[[This from one of my favorite podcasts—Merriam-Webster’s Word of the Day, with Peter Sokolowski—subscribe to it thru iTunes if you like words as much as I do. Also with a little bio tidbit about Peter.]]
Peter Sokolowski, Editor at Large at Merriam-Webster, served as primary editor for Merriam-Webster's French-English Dictionary and worked on defining and etymological dating for Merriam-Webster's Collegiate Dictionary. He is the host of Merriam-Webster's Word of the Day Podcast and can be heard monthly (on the first Monday of each month, at 7:35 a.m.--PST) on Southern California's KKZZ radio. In addition to his lexicographical work, Peter hosts a jazz program on WFCR (an NPR affiliate in Amherst, MA) and is an accomplished trumpet player.
[[Ah, weasel words...where would politicians and business people be without them?]]
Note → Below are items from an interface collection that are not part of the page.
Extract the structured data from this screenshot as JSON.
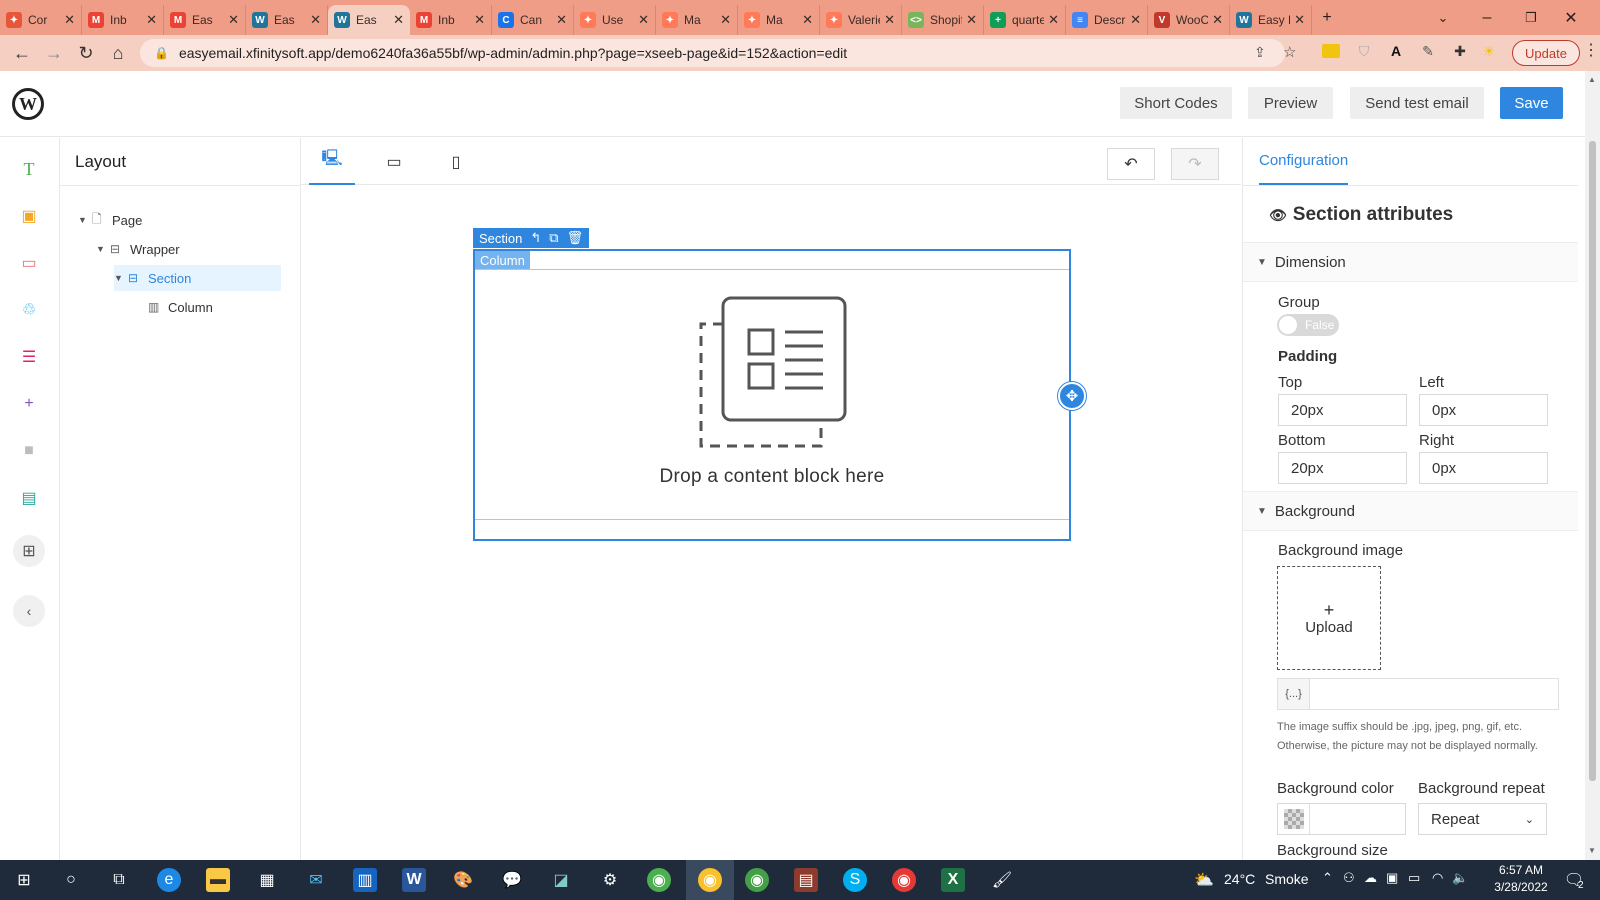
{
  "browser": {
    "tabs": [
      {
        "label": "Cor",
        "fav_color": "#e8563a",
        "fav_glyph": "✦"
      },
      {
        "label": "Inb",
        "fav_color": "#ea4335",
        "fav_glyph": "M"
      },
      {
        "label": "Eas",
        "fav_color": "#ea4335",
        "fav_glyph": "M"
      },
      {
        "label": "Eas",
        "fav_color": "#21759b",
        "fav_glyph": "W"
      },
      {
        "label": "Eas",
        "fav_color": "#21759b",
        "fav_glyph": "W",
        "active": true
      },
      {
        "label": "Inb",
        "fav_color": "#ea4335",
        "fav_glyph": "M"
      },
      {
        "label": "Can",
        "fav_color": "#1a73e8",
        "fav_glyph": "C"
      },
      {
        "label": "Use",
        "fav_color": "#ff7a59",
        "fav_glyph": "✦"
      },
      {
        "label": "Ma",
        "fav_color": "#ff7a59",
        "fav_glyph": "✦"
      },
      {
        "label": "Ma",
        "fav_color": "#ff7a59",
        "fav_glyph": "✦"
      },
      {
        "label": "Valerie",
        "fav_color": "#ff7a59",
        "fav_glyph": "✦"
      },
      {
        "label": "Shopify",
        "fav_color": "#7ab55c",
        "fav_glyph": "<>"
      },
      {
        "label": "quarter",
        "fav_color": "#0f9d58",
        "fav_glyph": "+"
      },
      {
        "label": "Descrip",
        "fav_color": "#4285f4",
        "fav_glyph": "≡"
      },
      {
        "label": "WooCo",
        "fav_color": "#c0392b",
        "fav_glyph": "V"
      },
      {
        "label": "Easy Em",
        "fav_color": "#21759b",
        "fav_glyph": "W"
      }
    ],
    "new_tab": "+",
    "url": "easyemail.xfinitysoft.app/demo6240fa36a55bf/wp-admin/admin.php?page=xseeb-page&id=152&action=edit",
    "update_label": "Update"
  },
  "header": {
    "short_codes": "Short Codes",
    "preview": "Preview",
    "send_test": "Send test email",
    "save": "Save"
  },
  "layout_panel": {
    "title": "Layout",
    "tree": [
      {
        "label": "Page"
      },
      {
        "label": "Wrapper"
      },
      {
        "label": "Section",
        "selected": true
      },
      {
        "label": "Column"
      }
    ]
  },
  "canvas": {
    "section_tag": "Section",
    "column_tag": "Column",
    "drop_text": "Drop a content block here"
  },
  "config": {
    "tab": "Configuration",
    "title": "Section attributes",
    "dimension": {
      "heading": "Dimension",
      "group_label": "Group",
      "group_toggle": "False",
      "padding_label": "Padding",
      "top_label": "Top",
      "top_value": "20px",
      "left_label": "Left",
      "left_value": "0px",
      "bottom_label": "Bottom",
      "bottom_value": "20px",
      "right_label": "Right",
      "right_value": "0px"
    },
    "background": {
      "heading": "Background",
      "image_label": "Background image",
      "upload_label": "Upload",
      "var_addon": "{...}",
      "hint": "The image suffix should be .jpg, jpeg, png, gif, etc. Otherwise, the picture may not be displayed normally.",
      "color_label": "Background color",
      "repeat_label": "Background repeat",
      "repeat_value": "Repeat",
      "size_label": "Background size"
    }
  },
  "taskbar": {
    "weather_temp": "24°C",
    "weather_text": "Smoke",
    "time": "6:57 AM",
    "date": "3/28/2022",
    "notifications": "2"
  },
  "colors": {
    "accent": "#2e86de",
    "tabstrip": "#ef9d86"
  }
}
Merriam-Webster’s Word of the Day for January 18, 2008 is: weasel word \WEE-zul-WURD\ noun : a word used in order to mislead a person or to avoid a straight answer Example sentence: Instead of just saying outright that jobs are going to be cut, the head of the company has taken to using weasel words like “corporate restructuring.” Did you know? Some people believe that weasels can suck the insides out of an egg without damaging the shell. An egg thus weasel-treated would look fine on the outside, but it would actually be empty and useless. We don't know if weasels can really do that, but the belief that they could caused people to start using “weasel word” to refer to any term intended to give the impression that everything is fine when the speaker is really trying to avoid answering a question, telling the truth, or taking the blame for something.